Lombok is the big island to the east of Bali and to the southeast of Kalimantan. It’s less touristy than Bali and has pretty much all of the major Indonesia attractions- beaches, snorkeling, volcanoes, and lots of small villages just waiting to be explored.  My holiday starts on December 22nd; I’m spending Christmas in a village in South Kalimantan with our camp cooks, who have graciously invited anyone left in camp to their family’s home there.  They live near Banjarmasin (see the map), so my plan right now is to leave there on the 29th of December and fly to Mataram, which is the only airport on Lombok.  Once I get there, my basic plan is to go up along the north coast to Senggigi, then inland to see Mt. Rinjiani, and then maybe down to the south west coast if I still have time.  There is also a pretty high possibility that I might just skip most of that plan and park myself in a beachside bungalow on the Gili Islands for the rest of the trip to have some quality relaxing time! The nice part is that since these are less-traveled areas, I don’t necessarily have to make a plan.
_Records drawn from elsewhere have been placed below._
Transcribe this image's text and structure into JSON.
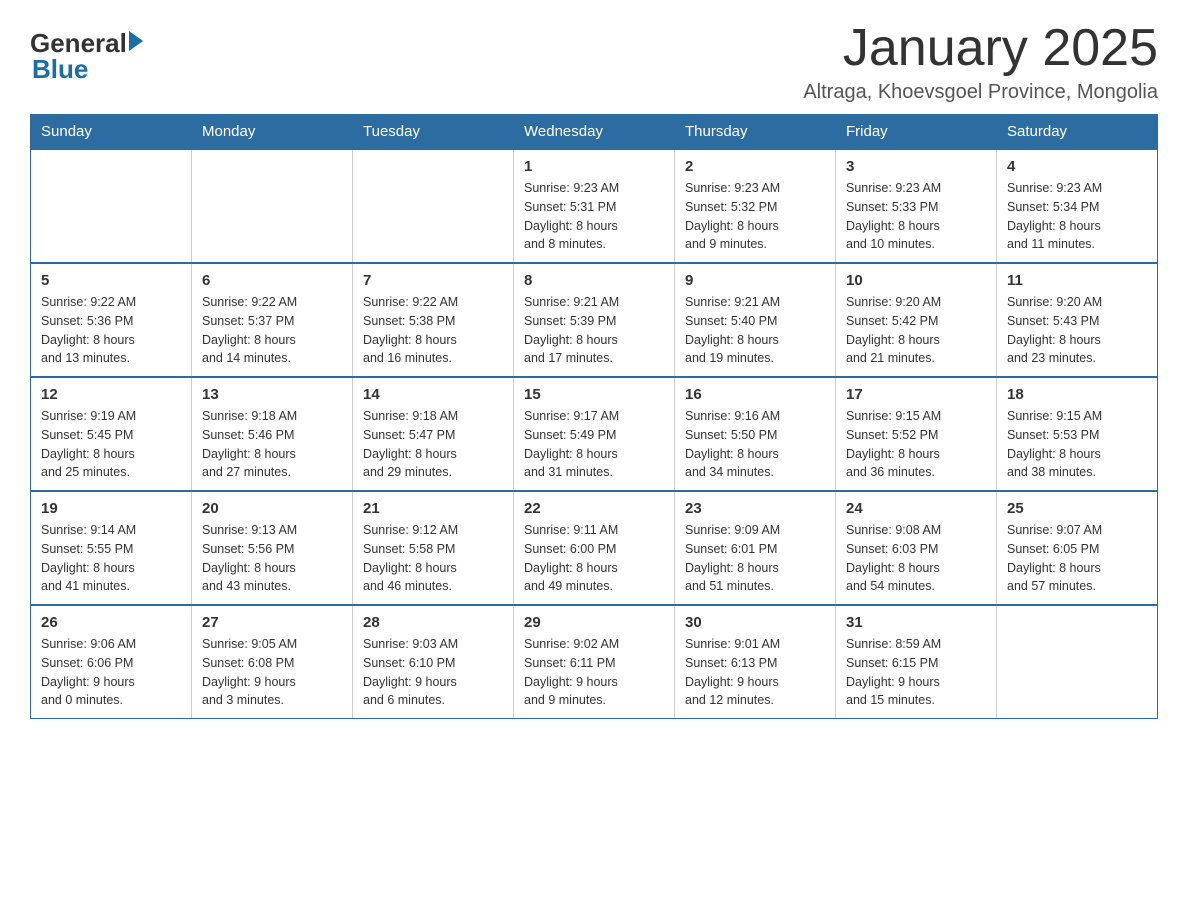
{
  "logo": {
    "text_general": "General",
    "text_blue": "Blue"
  },
  "title": "January 2025",
  "subtitle": "Altraga, Khoevsgoel Province, Mongolia",
  "header_days": [
    "Sunday",
    "Monday",
    "Tuesday",
    "Wednesday",
    "Thursday",
    "Friday",
    "Saturday"
  ],
  "weeks": [
    [
      {
        "day": "",
        "info": ""
      },
      {
        "day": "",
        "info": ""
      },
      {
        "day": "",
        "info": ""
      },
      {
        "day": "1",
        "info": "Sunrise: 9:23 AM\nSunset: 5:31 PM\nDaylight: 8 hours\nand 8 minutes."
      },
      {
        "day": "2",
        "info": "Sunrise: 9:23 AM\nSunset: 5:32 PM\nDaylight: 8 hours\nand 9 minutes."
      },
      {
        "day": "3",
        "info": "Sunrise: 9:23 AM\nSunset: 5:33 PM\nDaylight: 8 hours\nand 10 minutes."
      },
      {
        "day": "4",
        "info": "Sunrise: 9:23 AM\nSunset: 5:34 PM\nDaylight: 8 hours\nand 11 minutes."
      }
    ],
    [
      {
        "day": "5",
        "info": "Sunrise: 9:22 AM\nSunset: 5:36 PM\nDaylight: 8 hours\nand 13 minutes."
      },
      {
        "day": "6",
        "info": "Sunrise: 9:22 AM\nSunset: 5:37 PM\nDaylight: 8 hours\nand 14 minutes."
      },
      {
        "day": "7",
        "info": "Sunrise: 9:22 AM\nSunset: 5:38 PM\nDaylight: 8 hours\nand 16 minutes."
      },
      {
        "day": "8",
        "info": "Sunrise: 9:21 AM\nSunset: 5:39 PM\nDaylight: 8 hours\nand 17 minutes."
      },
      {
        "day": "9",
        "info": "Sunrise: 9:21 AM\nSunset: 5:40 PM\nDaylight: 8 hours\nand 19 minutes."
      },
      {
        "day": "10",
        "info": "Sunrise: 9:20 AM\nSunset: 5:42 PM\nDaylight: 8 hours\nand 21 minutes."
      },
      {
        "day": "11",
        "info": "Sunrise: 9:20 AM\nSunset: 5:43 PM\nDaylight: 8 hours\nand 23 minutes."
      }
    ],
    [
      {
        "day": "12",
        "info": "Sunrise: 9:19 AM\nSunset: 5:45 PM\nDaylight: 8 hours\nand 25 minutes."
      },
      {
        "day": "13",
        "info": "Sunrise: 9:18 AM\nSunset: 5:46 PM\nDaylight: 8 hours\nand 27 minutes."
      },
      {
        "day": "14",
        "info": "Sunrise: 9:18 AM\nSunset: 5:47 PM\nDaylight: 8 hours\nand 29 minutes."
      },
      {
        "day": "15",
        "info": "Sunrise: 9:17 AM\nSunset: 5:49 PM\nDaylight: 8 hours\nand 31 minutes."
      },
      {
        "day": "16",
        "info": "Sunrise: 9:16 AM\nSunset: 5:50 PM\nDaylight: 8 hours\nand 34 minutes."
      },
      {
        "day": "17",
        "info": "Sunrise: 9:15 AM\nSunset: 5:52 PM\nDaylight: 8 hours\nand 36 minutes."
      },
      {
        "day": "18",
        "info": "Sunrise: 9:15 AM\nSunset: 5:53 PM\nDaylight: 8 hours\nand 38 minutes."
      }
    ],
    [
      {
        "day": "19",
        "info": "Sunrise: 9:14 AM\nSunset: 5:55 PM\nDaylight: 8 hours\nand 41 minutes."
      },
      {
        "day": "20",
        "info": "Sunrise: 9:13 AM\nSunset: 5:56 PM\nDaylight: 8 hours\nand 43 minutes."
      },
      {
        "day": "21",
        "info": "Sunrise: 9:12 AM\nSunset: 5:58 PM\nDaylight: 8 hours\nand 46 minutes."
      },
      {
        "day": "22",
        "info": "Sunrise: 9:11 AM\nSunset: 6:00 PM\nDaylight: 8 hours\nand 49 minutes."
      },
      {
        "day": "23",
        "info": "Sunrise: 9:09 AM\nSunset: 6:01 PM\nDaylight: 8 hours\nand 51 minutes."
      },
      {
        "day": "24",
        "info": "Sunrise: 9:08 AM\nSunset: 6:03 PM\nDaylight: 8 hours\nand 54 minutes."
      },
      {
        "day": "25",
        "info": "Sunrise: 9:07 AM\nSunset: 6:05 PM\nDaylight: 8 hours\nand 57 minutes."
      }
    ],
    [
      {
        "day": "26",
        "info": "Sunrise: 9:06 AM\nSunset: 6:06 PM\nDaylight: 9 hours\nand 0 minutes."
      },
      {
        "day": "27",
        "info": "Sunrise: 9:05 AM\nSunset: 6:08 PM\nDaylight: 9 hours\nand 3 minutes."
      },
      {
        "day": "28",
        "info": "Sunrise: 9:03 AM\nSunset: 6:10 PM\nDaylight: 9 hours\nand 6 minutes."
      },
      {
        "day": "29",
        "info": "Sunrise: 9:02 AM\nSunset: 6:11 PM\nDaylight: 9 hours\nand 9 minutes."
      },
      {
        "day": "30",
        "info": "Sunrise: 9:01 AM\nSunset: 6:13 PM\nDaylight: 9 hours\nand 12 minutes."
      },
      {
        "day": "31",
        "info": "Sunrise: 8:59 AM\nSunset: 6:15 PM\nDaylight: 9 hours\nand 15 minutes."
      },
      {
        "day": "",
        "info": ""
      }
    ]
  ]
}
It’s easy enough to just turn up in a city or on an island and find a place to stay.  In fact, I’m only going to book one room in advance- and I paid $13 for it.  You can’t get much better than that!

Ahhh, now if only December would go a little faster…

Mt. Rinjiani, Lombok

Gili Air, Lombok

Sunset in Senggigi, Lombok